For the sixth year, John Stopoulos and his wife, Mary Beth, have pulled out all the stops for the weekend of the John Deere Classic.

The Stopouloses have made a lot of friends and have attracted scores of new customers since opening their restaurant and bar, The Doc’s Inn, 985 Avenue of the Cities in Silvis, 5½ years ago. They also have owned Dr. Gyro’s in Rock Island for 15 years.

Each year during the John Deere Classic, held at TPC Deere Run in Silvis, the Stopouloses have put on the Banana Ball, featuring numerous bands that always draws a large crowd. This year the ball is being held at the Rock Island County Fairgrounds on Archer Drive in East Moline, a stone’s throw from their restaurant.

John Stopoulos said the John Deere Classic, happening just down the road, adds to business at the restaurant and the ball.

“The tournament is very good for business,” he said. “We get a good number of people from the tournament at the restaurant and also at the ball.”

Mary Beth Stopoulos points out that being close to the fairgrounds is a benefit.

 “We’d love to have it here every year,” she said. “It’s a bigger venue with plenty of parking, and we’re able to keep the music going until midnight.”

The effect the John Deere Classic has on businesses in Silvis and surrounding communities is apparent, but several business owners observed that location remains the key.

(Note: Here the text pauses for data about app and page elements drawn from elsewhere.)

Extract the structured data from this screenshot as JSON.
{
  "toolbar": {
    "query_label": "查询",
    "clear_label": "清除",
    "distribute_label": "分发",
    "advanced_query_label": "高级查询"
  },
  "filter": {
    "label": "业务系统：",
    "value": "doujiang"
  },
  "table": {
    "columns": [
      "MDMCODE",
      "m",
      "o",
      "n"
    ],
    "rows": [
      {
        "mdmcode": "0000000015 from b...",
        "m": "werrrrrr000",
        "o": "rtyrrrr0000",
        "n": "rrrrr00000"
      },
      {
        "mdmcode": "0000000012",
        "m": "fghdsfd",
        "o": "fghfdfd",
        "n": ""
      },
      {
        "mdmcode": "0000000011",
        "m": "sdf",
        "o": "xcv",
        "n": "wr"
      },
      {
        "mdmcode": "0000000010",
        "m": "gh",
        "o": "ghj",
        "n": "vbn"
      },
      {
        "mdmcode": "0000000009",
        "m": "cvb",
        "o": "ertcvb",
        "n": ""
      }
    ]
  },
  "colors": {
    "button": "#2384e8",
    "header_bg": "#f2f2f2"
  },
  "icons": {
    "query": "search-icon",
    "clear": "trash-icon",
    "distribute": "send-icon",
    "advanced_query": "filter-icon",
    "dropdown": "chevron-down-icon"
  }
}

Nestled near the Super 8 and Comfort Inn hotels is the Deerfield Family Restaurant, 2215 John Deere Road. Sam Baciri runs the restaurant with his brother, Tony, and his sister, Jehona Sakiri.

While the extra business generated by the John Deere Classic is always nice, Baciri said it is the relationships and friendships that mean the most to him.

“Of course it’s good for business, but not just here,” Baciri said. “The whole town is looking forward to it and the people are talking about it and everybody gets excited every year.

“But for me, what I look forward to is seeing the friends I have made over the years come in,” he said. “My father started the restaurant in 1999, so we’ve been here for all of the tournaments played in Silvis. There are people who come in five, six, seven weeks ahead of time to help get the tournament set up.

“They’ve been the same people each year, and I’ve made many, many friends, and this includes caddies, people from special event companies, and news reporters,” Baciri said. “We stay in contact over the course of the year and they are true friendships.”

Looking around the restaurant, Baciri knows most of the people who dine at Deerfield by their first names. Someone from the family is making everyone who walks in feel welcome, regardless of how busy it is.

Another nearby business is Chief's Bar and Grill, which Todd Kahley and his family opened nine months ago at 1600 Crosstown Ave.

“We’ve had nine months of experience,” Kahley said. “It’s a family business. The entire family works here.”

Kahley said they strive for good food and friendly service, which has meant getting and keeping regular customers.

“We offer a family-friendly place that’s safe and comfortable for the neighborhood folks wanting a cold drink and good food,” he said.

Kahley knows the regulars, and approaches them at the table and the bar to shake hands and say hello.

Mixed among those regulars this week were people from the tournament coming in for food and a drink.

“We’re starting to see what the JDC brings to the Quad-Cities,” Kahley said. “As a young business it’s nice to see new faces enjoying the food and atmosphere we offer. The JDC certainly is good for local businesses.”

At Porkies Restaurant, located at 130 1st Ave. in downtown Silvis, co-owner Roger Pulford said the business is continuing to recover after a fire Feb. 13. The business reopened in May.

Looking at the receipts during the John Deere Classic a year ago and comparing them with the receipts of the past week, Pulford said, “We’re up pretty good.”

But Pulford is also a realist. “I’m sure it has something to do with the parking for the John Deere Classic that’s across the street at the John Deere building,” he said. “In the morning we see the volunteers wearing their green shirts.”

But for the rest of the day it’s business as usual with people from the tournament not making it that far into the downtown, he said.

It’s all about location, Pulford said.

A little ways to the east is Lolita’s Taco House, located at 402 1st Ave., Silvis. Dolores and Abraham Abarca have run it in that location for 22 years. Before that, the restaurant was run by her father.

For the week of the tournament, the restaurant was packed during the lunch hour and business remained brisk for dinner. Added to that was the business at the carryout window.

The vast majority of that business came from the regulars who love the Abarca’s authentic Mexican cuisine.

“The impact from the tournament doesn’t trickle down this way,” Dolores Abarca said. “We have our city business and we have our regular customers and I’m OK with that. I love my regulars.”

Most of the businesses in the downtown area don’t feel the impact of the tournament as some of the businesses closer to it might.

“The tournament has its own vendors and they serve their own food,” she said.

As Dolores Abarca talked, her husband, Abraham, greeted customers, his smile ever-present and his demeanor making all feel welcome.

“If we were a bigger place that would be fine, but at dinner time we’re full,” Dolores Abarca said. “I appreciate what I get from all of our regulars.”